According to Tumwater city council meeting minutes for October 14, a market study on the brewery properties north of Custer Way was recently completed to explore potential types of uses and marketability of the site.

Richard Gollis and Adam Seidman of The Concord Group summarized the market study results for the council. The team identified the potential for a wide array of land uses at the site, taking advantage of existing structures as well as building new ones.
The group says there is approximately 400,000 to 500,000 square feet of supportable development over a 10-year period. A phased in, mixed use approach could be developed along Custer Way as an early catalyst, as well as working through the concept of the craft brewery and distilling center.

The group said that of the three proposed land use alternatives identified by the city, the third alternative, the full mixed use redevelopment alternative, would maximize the area's potential. A mixed use project off Custer Way, including the Cellars Building at 240 Custer Way, and the historic brewhouse, could serve to bring people to the area.

The analysis considered different land uses at the site, such as an apartment building, condominiums, hotel, retail, office, and special destination uses, such as the craft brewery and distilling center.

Limiting development to renovation of the historic structure was not recommended because of the amount of infrastructure development required for the site.

The consultants said that the reason people would come to the area is to enjoy retail and hospitality, and would want to live here because it is near historic structures and the Deschutes River.
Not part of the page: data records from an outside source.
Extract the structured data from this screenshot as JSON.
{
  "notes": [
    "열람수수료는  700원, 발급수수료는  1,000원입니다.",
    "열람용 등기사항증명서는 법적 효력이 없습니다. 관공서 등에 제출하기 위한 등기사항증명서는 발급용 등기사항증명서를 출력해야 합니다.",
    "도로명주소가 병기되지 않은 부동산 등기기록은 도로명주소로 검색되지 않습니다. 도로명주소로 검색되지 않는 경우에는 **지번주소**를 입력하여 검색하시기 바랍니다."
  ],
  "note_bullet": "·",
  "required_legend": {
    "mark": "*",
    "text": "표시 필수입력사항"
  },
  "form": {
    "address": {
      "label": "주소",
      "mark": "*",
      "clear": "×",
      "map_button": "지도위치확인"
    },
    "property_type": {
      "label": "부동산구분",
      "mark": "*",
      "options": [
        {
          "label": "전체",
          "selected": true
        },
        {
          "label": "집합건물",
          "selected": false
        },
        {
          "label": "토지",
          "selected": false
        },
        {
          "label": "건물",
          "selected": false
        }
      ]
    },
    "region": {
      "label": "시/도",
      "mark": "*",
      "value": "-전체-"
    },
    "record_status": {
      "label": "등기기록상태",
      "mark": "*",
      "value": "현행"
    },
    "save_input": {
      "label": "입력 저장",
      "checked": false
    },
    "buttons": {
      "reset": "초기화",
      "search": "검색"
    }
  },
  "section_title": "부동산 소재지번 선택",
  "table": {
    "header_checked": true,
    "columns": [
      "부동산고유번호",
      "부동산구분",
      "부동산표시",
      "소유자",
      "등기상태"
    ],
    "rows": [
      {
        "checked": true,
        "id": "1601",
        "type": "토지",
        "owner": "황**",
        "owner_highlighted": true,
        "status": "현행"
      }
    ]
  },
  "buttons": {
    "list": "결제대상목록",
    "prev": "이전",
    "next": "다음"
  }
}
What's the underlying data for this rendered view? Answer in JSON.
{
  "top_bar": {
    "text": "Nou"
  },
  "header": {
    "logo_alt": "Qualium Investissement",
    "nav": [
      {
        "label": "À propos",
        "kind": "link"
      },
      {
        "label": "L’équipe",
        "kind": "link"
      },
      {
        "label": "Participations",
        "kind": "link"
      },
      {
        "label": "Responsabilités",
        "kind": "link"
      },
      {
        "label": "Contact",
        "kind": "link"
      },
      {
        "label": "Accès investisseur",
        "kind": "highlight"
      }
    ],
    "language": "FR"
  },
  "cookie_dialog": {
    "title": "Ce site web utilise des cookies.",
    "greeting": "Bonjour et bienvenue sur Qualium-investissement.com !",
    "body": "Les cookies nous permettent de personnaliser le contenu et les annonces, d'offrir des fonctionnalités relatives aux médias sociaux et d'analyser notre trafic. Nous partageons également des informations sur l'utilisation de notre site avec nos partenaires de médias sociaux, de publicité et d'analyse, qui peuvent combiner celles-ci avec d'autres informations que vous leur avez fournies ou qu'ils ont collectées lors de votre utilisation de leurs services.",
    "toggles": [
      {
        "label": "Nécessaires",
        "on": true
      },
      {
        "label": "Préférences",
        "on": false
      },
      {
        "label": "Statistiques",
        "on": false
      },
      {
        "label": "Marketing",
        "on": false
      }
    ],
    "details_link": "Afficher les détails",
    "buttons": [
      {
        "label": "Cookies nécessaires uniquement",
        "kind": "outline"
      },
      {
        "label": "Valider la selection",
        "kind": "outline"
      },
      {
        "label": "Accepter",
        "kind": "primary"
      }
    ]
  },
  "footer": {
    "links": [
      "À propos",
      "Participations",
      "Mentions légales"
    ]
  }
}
Educational institutions would be an important component of the property’s future success.

City Administrator John Doan commented on the importance of the craft brewery and distilling center or another special destination use to help accelerate the development timeline.

Above: The five story RST Cellars building at 240 Custer Way in Tumwater is not historic. It is part of the “modern” brewery complex and built in three sections in 1966, 1967 and 1970. New cellars were built as needed to store beer. The building is currently owned by George Heidgerken, Falls Development LLC.
In previous conversations, Heidgerken has said he anticipated starting his redevelopment work on the RST Cellars building on Custer Way.
For more information about the Old Brewhouse Foundation, go to 
For past stories about the Old Brewhouse, go to and use the search engine to type in key words.